Eamon Keane: I’m sick of singletons being treated like lepers
Published 09/04/2014 | 18:15
ENOUGH already. On behalf of S.I.N.G.E. – that’s Singletons In Need of Good Experiences – I would like to cry halt to the disgraceful discrimination we suffer.
Brave single men and women are treated by the rest of society as if we were lepers, citizens who are about as useful as an IKEA Instruction Booklet, feckless types like Hugh Grant’s character in About A Boy.
S.I.N.G.E are mad because a survey from the UK last week claimed that we singletons are the most miserable bunch when it comes to being happy.
We are ranked behind couples, whom we are told have a much better life. Worse still, we are miles behind couples with children, according to the survey by insurance company RIAS.
This discrimination starts early. I remember in my teens there was a spell when most of my mates had girlfriends. When it came to graduation night, I was a real life living leper. Frantic calls were made to get me a girl.
We went to a party after the dinner and already the other real couples had sniffed out that we weren’t a couple. I slinked off into the night, an outcast at 17.
And so it continued. You grow older and your singleton status becomes more than just a romance issue. Your whole identity gets caught up in it.
Certain family members and friends look down on you with a smug pity. ‘Ah shure God love us he tries his best but...’
And it is worse for women. Don’t kid yourself about advances made by feminists. A chunk of our society still brands single women as failures. They are regarded as either mad careerists or batty spinsters.
It gets so bad that the smug coupled even make up excuses for our singleton ‘disease.’ One of the most common ones is: ‘he/she must be gay or lesbian’. This is particularly popular in rural towns whose inhabitants first discovered that homosexuality existed around 2005.
Some parents want nothing more than for their kids to continue the blood line. They cannot accept singleton ‘failure’.
They love the sons and daughters who can produce a couple of sprogs. I guess it does mean there is less likelihood of you nesting in their house into your 30s if you are married with children.

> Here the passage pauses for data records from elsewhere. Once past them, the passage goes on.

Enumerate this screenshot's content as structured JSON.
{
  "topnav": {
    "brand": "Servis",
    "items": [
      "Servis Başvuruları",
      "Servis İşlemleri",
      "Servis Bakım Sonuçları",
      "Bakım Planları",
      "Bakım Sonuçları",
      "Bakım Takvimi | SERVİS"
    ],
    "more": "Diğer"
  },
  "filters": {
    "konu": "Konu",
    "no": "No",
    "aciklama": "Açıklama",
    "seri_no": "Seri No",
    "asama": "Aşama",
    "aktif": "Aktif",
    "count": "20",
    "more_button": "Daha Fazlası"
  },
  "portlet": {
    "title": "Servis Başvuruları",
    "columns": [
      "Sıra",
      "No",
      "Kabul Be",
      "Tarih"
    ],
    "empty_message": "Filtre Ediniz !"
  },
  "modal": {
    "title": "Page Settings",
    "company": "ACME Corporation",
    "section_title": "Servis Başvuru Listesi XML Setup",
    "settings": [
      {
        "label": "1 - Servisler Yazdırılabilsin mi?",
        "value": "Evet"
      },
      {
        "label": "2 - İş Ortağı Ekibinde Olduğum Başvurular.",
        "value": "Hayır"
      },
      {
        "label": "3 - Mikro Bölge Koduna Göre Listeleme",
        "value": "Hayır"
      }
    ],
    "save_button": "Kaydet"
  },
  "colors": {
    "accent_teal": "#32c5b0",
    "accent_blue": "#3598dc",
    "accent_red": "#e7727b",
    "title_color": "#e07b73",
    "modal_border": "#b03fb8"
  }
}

Historically one reason trotted out for being single was that you were actually going for the priesthood or into a nunnery. Obviously this is dying out. It has lately been replaced by the excuse that you are going into politics and hence cannot get married.
I suppose only a singleton could navigate the destructive effects of late night working sessions in the Dail bar on relationships.
S.I.N.G.E. would also like to highlight the fact that we singletons are financially discriminated against. Married people pay less tax. Plus they work less, availing of months and months of maternity leave and something else called ‘paternity leave’ (whatever that is).
Want to go on holidays? The pernicious ‘single supplement’ means you will pay more. And what about weddings? We singletons are herded into a table in a distant corner of the room, corralled like cattle waiting for the slaughter.
The wedding planner’s main goal is that singletons should pair up by 2am, just as the band finishes playing ‘Wonderful Tonight’. We will then be accepted into the glorious Coven of Coupledom.
Enough of this. S.I.N.G.E. mean business. United we stand (well, until we feel a bit tied down by the whole thing).
We’re holding our first public meeting tonight in the back bar of Copper Face Jacks – well you never know do you?